Psychonomic Bulletin And Review
People verbally overestimate hill slant by ~15°–25°, whereas manual estimates (e.g., palm board measures) are thought to be more accurate. The relative accuracy of palm boards has contributed to the widely cited theoretical claim that they tap into an accurate, but unconscious, motor representation of locomotor space. Recently, it was shown that a bias that stems from anchoring the hand at horizontal prior to the estimate can quantitatively account for the difference between manual and verbal estimates of hill slant. The present work extends this observation to manual estimates of near-surface slant, to test whether the bias derives from manual or visual uncertainty.

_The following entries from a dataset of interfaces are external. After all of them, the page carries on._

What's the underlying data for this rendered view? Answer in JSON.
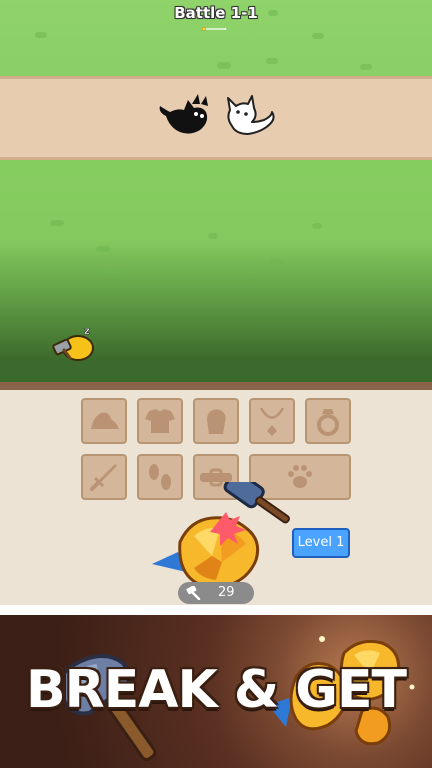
{
  "battle": {
    "title": "Battle 1-1",
    "progress": 0.05
  },
  "enemies": [
    {
      "name": "black-cat"
    },
    {
      "name": "white-cat"
    }
  ],
  "idle_hero": {
    "status": "z"
  },
  "equipment_slots": [
    {
      "name": "hat",
      "icon": "hat-icon"
    },
    {
      "name": "shirt",
      "icon": "shirt-icon"
    },
    {
      "name": "gloves",
      "icon": "glove-icon"
    },
    {
      "name": "necklace",
      "icon": "necklace-icon"
    },
    {
      "name": "ring",
      "icon": "ring-icon"
    },
    {
      "name": "weapon",
      "icon": "sword-icon"
    },
    {
      "name": "boots",
      "icon": "footprints-icon"
    },
    {
      "name": "belt",
      "icon": "belt-icon"
    },
    {
      "name": "pet",
      "icon": "paw-icon"
    }
  ],
  "anvil": {
    "level_label": "Level 1",
    "hammer_count": "29"
  },
  "banner": {
    "text": "BREAK & GET"
  },
  "colors": {
    "grass": "#8ad066",
    "path": "#e8ccb0",
    "panel": "#ede3d4",
    "slot": "#d4b79a",
    "level_badge": "#4aa3ff"
  }
}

As with far surfaces, strong manual anchoring effects were obtained for a large range of near-surface slants, including 45°. Moreover, correlations between participants’ manual and verbal estimates further support the conclusion that both measures are based on the same visual representation.
Geographical slant, Action measures, Anchoring, Two systems
D. M. Shaffer, E. McManama, and Frank H. Durgin.
"Manual Anchoring Biases In Slant Estimation Affect Matches Even For Near Surfaces".
Psychonomic Bulletin And Review.